Earlier this month, federal prosecutors announced criminal charges against six Volkswagen executives for their part in the company’s emissions scandal. Volkswagen also pleaded guilty for conspiring to commit wire fraud, violating the Clean Air Act, obstructing justice, and committing customs violations. The total cost of Volkswagen’s penalties and settlements in the United States is $20 billion.

More than 100,000 Fiat Chrysler vehicles are in question, including the 2014 Jeep Grand Cherokee diesel. “We don’t belong to a class of criminals,” said Sergio Marchionne, CEO of Fiat Chrysler. “We have done, in our view, nothing that is illegal. We are having a difference of opinion as to whether the calibrations met the regulations or did not meet the regulations.”

If Fiat Chrysler is found guilty, it can potentially face penalties of up to $44,500 for each affected car, which equates to a total of more than $4.5 billion. It seems that automakers secretly violating emissions standards is becoming a troubling trend.

Where There’s Smoke…

Aside from the software issue, these engines are emitting unacceptable levels of DPM, or diesel particulate matter, which consists of pollutants such as NOx, hydrocarbons, ash, sulfates, and silicates. This is a result of an engine’s inability to efficiently consume the fuel being delivered. NOx, or Nitrogen Oxides, are a family of poisonous, highly reactive gases that greatly contribute to the production of ozone (smog).

Not only does DPM pollute the environment, it also causes health problems when inhaled. According to the EPA, short term exposure may cause eye, nose, throat, and lung irritation, as well as lightheadedness. It may cause a cough, nausea, or worsen asthma symptoms. Long term exposure may cause more serious effects including lung inflammation, cellular changes, and even lung cancer.

A Solution: Broad Spectrum Fuel Additives

One way to lessen harmful emissions is by using a broad spectrum fuel catalyst to aid the engine in utilizing the full energy potential of fuel. Fuel catalysts, like AFC 710, are a catalyst oxide that helps facilitate the break down the carbon deposits in the combustion chamber, as well as the fuel being injected. The resulting exothermic reaction simultaneously delivers more horsepower while lowering emissions.

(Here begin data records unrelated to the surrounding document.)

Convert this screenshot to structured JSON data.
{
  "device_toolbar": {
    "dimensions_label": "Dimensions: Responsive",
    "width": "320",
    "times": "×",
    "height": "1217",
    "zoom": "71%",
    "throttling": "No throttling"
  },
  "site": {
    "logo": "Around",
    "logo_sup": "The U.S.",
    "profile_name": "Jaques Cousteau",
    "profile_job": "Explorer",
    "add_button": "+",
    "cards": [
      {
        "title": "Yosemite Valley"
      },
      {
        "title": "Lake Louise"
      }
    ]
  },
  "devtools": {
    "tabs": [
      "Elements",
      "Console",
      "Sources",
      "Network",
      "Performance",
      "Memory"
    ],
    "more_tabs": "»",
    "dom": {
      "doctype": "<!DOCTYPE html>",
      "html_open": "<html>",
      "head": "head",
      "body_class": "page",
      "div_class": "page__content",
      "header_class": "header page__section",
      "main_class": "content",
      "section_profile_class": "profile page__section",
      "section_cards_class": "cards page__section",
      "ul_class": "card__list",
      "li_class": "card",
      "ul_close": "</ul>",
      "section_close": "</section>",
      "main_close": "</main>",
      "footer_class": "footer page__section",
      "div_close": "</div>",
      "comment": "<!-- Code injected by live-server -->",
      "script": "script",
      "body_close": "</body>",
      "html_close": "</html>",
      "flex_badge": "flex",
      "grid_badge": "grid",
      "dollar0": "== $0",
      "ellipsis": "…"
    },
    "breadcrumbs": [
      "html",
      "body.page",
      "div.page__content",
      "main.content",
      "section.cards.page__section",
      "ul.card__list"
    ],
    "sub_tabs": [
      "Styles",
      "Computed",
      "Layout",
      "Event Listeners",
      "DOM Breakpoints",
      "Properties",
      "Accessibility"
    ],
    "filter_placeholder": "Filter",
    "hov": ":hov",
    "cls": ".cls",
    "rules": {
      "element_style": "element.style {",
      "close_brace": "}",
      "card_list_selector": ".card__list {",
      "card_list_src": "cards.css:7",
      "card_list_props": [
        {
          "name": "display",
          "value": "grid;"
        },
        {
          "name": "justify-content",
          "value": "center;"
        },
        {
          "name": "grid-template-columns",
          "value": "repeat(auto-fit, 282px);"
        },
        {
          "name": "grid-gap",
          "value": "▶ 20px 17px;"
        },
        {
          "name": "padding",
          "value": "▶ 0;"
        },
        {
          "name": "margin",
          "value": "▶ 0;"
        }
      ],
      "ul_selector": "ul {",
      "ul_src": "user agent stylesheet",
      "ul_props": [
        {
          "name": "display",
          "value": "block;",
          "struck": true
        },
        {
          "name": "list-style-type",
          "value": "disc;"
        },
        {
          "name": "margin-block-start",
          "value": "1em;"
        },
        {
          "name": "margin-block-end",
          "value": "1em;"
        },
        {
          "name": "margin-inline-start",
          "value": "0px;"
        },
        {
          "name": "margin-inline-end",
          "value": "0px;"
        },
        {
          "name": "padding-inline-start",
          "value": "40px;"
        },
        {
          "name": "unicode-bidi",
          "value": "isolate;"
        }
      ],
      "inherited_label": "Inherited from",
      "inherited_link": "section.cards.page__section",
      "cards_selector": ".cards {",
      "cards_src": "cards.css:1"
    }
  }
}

For car and truck owners, the use of fuel additives is a great step in lowering DPM. However, car manufactures like Fiat Chrysler and Volkswagen need to take responsibility and ensure that their vehicles meet federal emissions regulations. To learn more about AXI International’s AFC series, give us a call or send us an email today.